> [What the task requires] Say the number of lines in the records below that hold the word "default", and only that number.

[Records drawn from a dataset]
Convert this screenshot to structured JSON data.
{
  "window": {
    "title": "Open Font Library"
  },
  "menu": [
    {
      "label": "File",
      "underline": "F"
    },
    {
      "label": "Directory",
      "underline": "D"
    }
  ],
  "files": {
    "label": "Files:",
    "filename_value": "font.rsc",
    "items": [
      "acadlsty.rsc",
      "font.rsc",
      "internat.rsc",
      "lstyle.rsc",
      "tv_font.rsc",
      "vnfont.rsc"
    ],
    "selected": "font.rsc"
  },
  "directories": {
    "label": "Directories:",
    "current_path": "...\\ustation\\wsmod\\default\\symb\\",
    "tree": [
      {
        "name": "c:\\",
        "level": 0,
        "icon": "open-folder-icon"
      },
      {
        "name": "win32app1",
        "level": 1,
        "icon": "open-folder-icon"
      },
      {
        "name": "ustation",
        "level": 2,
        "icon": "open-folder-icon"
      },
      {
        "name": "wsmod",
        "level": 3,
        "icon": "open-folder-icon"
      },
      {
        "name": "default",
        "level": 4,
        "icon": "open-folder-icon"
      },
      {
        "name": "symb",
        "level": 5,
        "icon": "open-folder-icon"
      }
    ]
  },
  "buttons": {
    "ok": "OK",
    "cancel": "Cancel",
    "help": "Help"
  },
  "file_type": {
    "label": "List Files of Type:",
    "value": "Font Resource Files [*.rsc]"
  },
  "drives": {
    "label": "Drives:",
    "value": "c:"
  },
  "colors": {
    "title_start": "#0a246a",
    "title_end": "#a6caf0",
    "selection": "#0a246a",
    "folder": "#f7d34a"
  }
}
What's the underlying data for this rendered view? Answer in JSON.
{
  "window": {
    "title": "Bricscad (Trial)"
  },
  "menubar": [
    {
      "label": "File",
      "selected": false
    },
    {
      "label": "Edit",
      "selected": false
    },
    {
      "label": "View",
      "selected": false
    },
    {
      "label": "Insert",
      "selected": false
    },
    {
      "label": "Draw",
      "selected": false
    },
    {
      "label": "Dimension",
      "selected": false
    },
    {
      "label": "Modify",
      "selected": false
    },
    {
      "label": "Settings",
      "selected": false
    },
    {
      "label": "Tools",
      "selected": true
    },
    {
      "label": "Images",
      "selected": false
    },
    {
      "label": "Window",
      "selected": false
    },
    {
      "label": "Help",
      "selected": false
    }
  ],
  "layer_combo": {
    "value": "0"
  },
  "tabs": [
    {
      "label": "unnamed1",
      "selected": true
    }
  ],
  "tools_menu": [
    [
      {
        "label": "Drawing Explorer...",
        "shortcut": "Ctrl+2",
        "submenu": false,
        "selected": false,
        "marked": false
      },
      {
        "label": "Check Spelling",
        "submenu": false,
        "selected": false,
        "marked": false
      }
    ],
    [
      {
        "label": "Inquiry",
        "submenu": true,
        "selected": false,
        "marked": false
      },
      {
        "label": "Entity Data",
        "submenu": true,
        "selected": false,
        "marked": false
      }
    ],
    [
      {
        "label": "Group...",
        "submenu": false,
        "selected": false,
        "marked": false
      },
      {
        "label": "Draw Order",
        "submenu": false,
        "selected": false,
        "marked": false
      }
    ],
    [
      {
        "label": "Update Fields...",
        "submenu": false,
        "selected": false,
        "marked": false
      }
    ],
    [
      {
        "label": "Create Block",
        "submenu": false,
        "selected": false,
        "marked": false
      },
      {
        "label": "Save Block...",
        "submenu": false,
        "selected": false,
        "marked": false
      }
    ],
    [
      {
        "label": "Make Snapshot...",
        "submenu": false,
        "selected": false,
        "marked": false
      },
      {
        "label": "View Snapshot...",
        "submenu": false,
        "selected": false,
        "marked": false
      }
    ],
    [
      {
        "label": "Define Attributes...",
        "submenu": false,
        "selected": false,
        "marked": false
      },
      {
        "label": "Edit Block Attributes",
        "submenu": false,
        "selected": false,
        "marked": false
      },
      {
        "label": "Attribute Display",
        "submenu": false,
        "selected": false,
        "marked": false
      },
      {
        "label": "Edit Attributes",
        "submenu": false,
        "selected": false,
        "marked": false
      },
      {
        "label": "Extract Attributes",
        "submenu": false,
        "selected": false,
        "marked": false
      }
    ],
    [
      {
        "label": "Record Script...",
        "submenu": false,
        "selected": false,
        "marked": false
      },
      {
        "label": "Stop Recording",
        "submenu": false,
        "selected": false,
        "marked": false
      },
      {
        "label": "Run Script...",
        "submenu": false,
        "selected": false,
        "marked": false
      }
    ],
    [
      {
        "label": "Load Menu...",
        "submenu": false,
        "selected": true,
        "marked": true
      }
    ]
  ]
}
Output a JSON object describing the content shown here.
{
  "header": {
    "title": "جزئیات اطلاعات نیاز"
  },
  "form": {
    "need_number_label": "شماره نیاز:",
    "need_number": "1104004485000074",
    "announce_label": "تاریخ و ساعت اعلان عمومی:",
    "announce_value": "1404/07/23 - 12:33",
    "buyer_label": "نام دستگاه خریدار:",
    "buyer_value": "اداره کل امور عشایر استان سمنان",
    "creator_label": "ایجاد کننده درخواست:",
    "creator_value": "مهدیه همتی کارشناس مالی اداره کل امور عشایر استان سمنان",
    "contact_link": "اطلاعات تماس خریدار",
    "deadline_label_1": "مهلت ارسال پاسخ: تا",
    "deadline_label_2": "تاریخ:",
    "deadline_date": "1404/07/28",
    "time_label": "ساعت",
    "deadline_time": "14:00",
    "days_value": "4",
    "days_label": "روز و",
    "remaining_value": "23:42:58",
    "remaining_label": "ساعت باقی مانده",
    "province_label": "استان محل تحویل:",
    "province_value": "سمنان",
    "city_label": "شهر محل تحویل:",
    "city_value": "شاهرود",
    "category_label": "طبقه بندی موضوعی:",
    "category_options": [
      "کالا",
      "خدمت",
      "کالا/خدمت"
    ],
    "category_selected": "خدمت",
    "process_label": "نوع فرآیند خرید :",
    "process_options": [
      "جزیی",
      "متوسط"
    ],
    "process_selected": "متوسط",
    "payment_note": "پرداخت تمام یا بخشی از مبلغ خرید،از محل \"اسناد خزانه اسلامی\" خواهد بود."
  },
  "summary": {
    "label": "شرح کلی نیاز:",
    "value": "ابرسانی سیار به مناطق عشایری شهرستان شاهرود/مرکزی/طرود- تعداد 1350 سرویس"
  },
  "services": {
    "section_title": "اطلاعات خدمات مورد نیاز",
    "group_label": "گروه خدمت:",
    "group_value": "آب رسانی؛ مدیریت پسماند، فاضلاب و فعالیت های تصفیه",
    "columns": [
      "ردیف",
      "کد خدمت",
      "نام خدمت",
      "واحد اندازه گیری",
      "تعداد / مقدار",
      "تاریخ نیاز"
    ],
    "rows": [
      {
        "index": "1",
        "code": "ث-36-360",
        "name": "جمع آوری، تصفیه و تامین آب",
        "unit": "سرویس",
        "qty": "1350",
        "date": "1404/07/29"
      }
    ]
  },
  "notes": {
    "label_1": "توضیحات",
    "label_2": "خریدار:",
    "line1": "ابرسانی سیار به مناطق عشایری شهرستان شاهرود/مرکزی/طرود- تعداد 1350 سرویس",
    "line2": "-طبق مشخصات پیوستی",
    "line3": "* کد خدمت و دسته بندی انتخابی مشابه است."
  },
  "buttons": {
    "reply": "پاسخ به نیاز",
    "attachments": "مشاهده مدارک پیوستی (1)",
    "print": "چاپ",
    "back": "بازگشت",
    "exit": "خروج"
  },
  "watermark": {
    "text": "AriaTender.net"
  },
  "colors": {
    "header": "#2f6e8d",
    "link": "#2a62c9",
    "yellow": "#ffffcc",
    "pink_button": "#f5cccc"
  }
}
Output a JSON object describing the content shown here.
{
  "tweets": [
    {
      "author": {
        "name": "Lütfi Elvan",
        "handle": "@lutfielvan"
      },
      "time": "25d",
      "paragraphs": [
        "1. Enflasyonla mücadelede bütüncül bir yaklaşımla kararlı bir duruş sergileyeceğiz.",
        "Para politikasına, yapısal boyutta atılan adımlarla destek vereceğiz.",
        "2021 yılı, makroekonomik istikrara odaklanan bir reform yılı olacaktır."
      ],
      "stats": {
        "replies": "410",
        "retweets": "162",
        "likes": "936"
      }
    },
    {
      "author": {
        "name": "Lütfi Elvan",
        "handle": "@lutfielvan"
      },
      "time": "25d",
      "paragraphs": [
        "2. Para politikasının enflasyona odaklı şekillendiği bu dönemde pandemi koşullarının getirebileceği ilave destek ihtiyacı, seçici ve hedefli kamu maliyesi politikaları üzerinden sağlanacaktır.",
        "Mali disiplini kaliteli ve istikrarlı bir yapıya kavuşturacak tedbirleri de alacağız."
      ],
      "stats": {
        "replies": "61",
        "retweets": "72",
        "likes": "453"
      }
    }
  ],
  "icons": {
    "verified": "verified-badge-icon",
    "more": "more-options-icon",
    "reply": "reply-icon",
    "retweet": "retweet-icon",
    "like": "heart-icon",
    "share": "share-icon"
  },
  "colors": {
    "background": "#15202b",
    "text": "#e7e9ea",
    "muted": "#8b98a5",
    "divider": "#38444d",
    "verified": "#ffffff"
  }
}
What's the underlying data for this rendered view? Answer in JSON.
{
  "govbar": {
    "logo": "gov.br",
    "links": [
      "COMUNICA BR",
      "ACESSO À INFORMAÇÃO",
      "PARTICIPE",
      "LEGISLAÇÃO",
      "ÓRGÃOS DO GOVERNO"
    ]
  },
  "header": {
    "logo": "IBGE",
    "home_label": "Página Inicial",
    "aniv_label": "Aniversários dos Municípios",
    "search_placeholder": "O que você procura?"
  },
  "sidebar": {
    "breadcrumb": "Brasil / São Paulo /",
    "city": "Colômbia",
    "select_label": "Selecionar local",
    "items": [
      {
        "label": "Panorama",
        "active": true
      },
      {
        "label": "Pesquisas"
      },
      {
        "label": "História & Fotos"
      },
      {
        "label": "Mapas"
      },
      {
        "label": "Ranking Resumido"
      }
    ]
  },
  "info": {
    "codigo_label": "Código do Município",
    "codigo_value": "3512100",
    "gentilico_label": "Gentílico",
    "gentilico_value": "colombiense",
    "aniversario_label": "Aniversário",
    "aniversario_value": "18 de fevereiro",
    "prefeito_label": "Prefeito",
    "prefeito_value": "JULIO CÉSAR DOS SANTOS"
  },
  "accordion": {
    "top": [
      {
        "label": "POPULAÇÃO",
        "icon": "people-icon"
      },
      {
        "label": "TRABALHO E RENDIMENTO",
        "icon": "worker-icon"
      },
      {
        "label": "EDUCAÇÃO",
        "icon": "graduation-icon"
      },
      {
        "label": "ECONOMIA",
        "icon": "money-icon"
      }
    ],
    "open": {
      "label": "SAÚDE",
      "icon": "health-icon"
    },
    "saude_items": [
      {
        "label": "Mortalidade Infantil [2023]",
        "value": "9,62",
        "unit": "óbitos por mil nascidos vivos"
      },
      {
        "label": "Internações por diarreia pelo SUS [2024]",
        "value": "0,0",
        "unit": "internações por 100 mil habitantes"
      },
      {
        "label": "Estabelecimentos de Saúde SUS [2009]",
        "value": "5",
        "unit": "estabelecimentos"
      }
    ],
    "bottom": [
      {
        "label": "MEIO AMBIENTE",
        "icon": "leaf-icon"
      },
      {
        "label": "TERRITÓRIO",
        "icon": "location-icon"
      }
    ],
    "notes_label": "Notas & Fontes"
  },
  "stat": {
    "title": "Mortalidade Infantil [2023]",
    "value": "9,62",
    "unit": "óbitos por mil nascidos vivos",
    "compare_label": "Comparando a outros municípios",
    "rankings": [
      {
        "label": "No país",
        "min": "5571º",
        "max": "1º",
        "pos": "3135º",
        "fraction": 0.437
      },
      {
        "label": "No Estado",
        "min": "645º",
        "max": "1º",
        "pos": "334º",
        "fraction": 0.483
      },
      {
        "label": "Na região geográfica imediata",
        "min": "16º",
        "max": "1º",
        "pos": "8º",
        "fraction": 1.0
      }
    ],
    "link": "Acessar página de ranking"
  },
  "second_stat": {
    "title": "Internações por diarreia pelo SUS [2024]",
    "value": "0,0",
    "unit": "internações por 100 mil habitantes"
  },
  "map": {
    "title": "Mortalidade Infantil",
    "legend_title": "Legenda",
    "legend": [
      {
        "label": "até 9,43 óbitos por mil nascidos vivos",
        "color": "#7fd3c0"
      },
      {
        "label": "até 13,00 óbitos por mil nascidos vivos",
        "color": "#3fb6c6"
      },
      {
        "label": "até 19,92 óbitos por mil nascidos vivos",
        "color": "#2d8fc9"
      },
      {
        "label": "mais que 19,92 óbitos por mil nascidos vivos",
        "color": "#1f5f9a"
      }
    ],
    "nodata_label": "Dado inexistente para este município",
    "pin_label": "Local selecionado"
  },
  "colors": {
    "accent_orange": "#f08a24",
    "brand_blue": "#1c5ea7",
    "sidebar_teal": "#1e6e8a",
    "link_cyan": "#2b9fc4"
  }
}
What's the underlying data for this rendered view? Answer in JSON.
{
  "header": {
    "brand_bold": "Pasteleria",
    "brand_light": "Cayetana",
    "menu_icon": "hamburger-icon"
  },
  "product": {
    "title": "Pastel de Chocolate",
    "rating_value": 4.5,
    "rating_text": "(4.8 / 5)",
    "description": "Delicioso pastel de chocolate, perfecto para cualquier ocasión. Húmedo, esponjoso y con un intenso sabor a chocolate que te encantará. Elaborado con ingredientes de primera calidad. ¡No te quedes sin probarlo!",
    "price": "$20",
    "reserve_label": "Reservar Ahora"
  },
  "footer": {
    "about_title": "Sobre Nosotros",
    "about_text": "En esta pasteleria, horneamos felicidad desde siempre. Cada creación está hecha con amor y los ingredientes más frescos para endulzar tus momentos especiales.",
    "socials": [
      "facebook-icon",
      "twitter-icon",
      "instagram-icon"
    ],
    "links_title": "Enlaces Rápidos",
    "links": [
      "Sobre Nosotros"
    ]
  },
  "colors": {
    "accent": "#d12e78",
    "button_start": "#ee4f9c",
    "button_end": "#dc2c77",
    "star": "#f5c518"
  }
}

> [Result of the exercise] 2